Marine Biology

Dr Chris Fulton works across aquatic ecosystems, from coral reefs, to kelp forests and freshwater streams. Chris tries to understand how and why we get certain collections of species in a given habitat, and what may happen if that environment changes (e.g. through storms, climate change, water extraction, urbanisation, etc). Consequently, much of his work involves understanding how the behaviour of people affects aquatic species and their habitats. It also helps us identify which species have highly specialised habitat needs, and so most likely to be affected when their environmental changes (e.g. reduced flows, warming waters). Chris Fulton hails from the Hunter Valley in New South Wales. He studied the biology and ecology of coral reef fishes and seaweeds at James Cook University before taking up his current lectureship at the Australian National University in Canberra. Chris can talk about a diverse range of topics from the basics of marine biology to topical issues such as the effects of dredging on coral reefs and the evidence for how marine parks work.

Location

On campus
In school

Format

Interactive presentation

Program duration

60 minutes (flexible)

Year group

Years 10 -12

Number of students

100 (flexible)

Availability

Weekdays excluding public holidays. Please contact us for availability throughout the rest of the year. At least 1 months’ notice required

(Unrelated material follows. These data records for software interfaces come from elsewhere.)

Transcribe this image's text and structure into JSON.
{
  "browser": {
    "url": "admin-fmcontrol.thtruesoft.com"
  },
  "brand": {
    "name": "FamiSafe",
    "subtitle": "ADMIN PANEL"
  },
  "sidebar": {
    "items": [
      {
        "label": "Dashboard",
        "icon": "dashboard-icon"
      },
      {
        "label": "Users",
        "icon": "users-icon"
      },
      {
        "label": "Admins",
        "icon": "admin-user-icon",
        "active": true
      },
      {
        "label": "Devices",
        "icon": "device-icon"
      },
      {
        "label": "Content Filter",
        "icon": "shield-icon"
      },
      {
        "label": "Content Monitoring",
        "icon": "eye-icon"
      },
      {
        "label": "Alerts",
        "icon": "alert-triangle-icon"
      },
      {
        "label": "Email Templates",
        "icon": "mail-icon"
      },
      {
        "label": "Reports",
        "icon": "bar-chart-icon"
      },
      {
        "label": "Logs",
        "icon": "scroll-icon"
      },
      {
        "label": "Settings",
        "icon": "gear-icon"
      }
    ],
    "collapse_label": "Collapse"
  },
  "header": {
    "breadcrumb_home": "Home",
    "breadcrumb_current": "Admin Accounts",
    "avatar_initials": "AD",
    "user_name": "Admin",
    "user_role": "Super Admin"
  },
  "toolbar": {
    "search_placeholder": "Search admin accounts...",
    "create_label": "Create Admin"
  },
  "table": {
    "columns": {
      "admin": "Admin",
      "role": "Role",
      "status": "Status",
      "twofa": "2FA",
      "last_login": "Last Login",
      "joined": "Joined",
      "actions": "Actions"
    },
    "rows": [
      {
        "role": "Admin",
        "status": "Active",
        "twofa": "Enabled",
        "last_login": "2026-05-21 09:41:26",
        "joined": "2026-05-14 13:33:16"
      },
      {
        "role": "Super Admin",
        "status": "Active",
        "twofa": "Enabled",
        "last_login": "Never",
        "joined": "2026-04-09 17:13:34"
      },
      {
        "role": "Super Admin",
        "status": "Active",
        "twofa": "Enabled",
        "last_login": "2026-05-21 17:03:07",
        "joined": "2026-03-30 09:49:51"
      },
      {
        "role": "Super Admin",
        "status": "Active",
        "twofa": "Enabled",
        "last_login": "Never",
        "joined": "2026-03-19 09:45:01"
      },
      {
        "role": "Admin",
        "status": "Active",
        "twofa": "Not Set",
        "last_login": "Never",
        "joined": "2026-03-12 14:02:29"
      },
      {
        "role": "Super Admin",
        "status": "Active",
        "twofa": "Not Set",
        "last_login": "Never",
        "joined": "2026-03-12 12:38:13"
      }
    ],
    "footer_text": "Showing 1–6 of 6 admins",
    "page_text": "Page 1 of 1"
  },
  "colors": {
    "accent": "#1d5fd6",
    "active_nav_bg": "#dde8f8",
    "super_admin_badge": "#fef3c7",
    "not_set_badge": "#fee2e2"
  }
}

Cost

No cost

Updated:  17 January 2017/Responsible Officer:  General Manager/Page Contact:  Science Web Services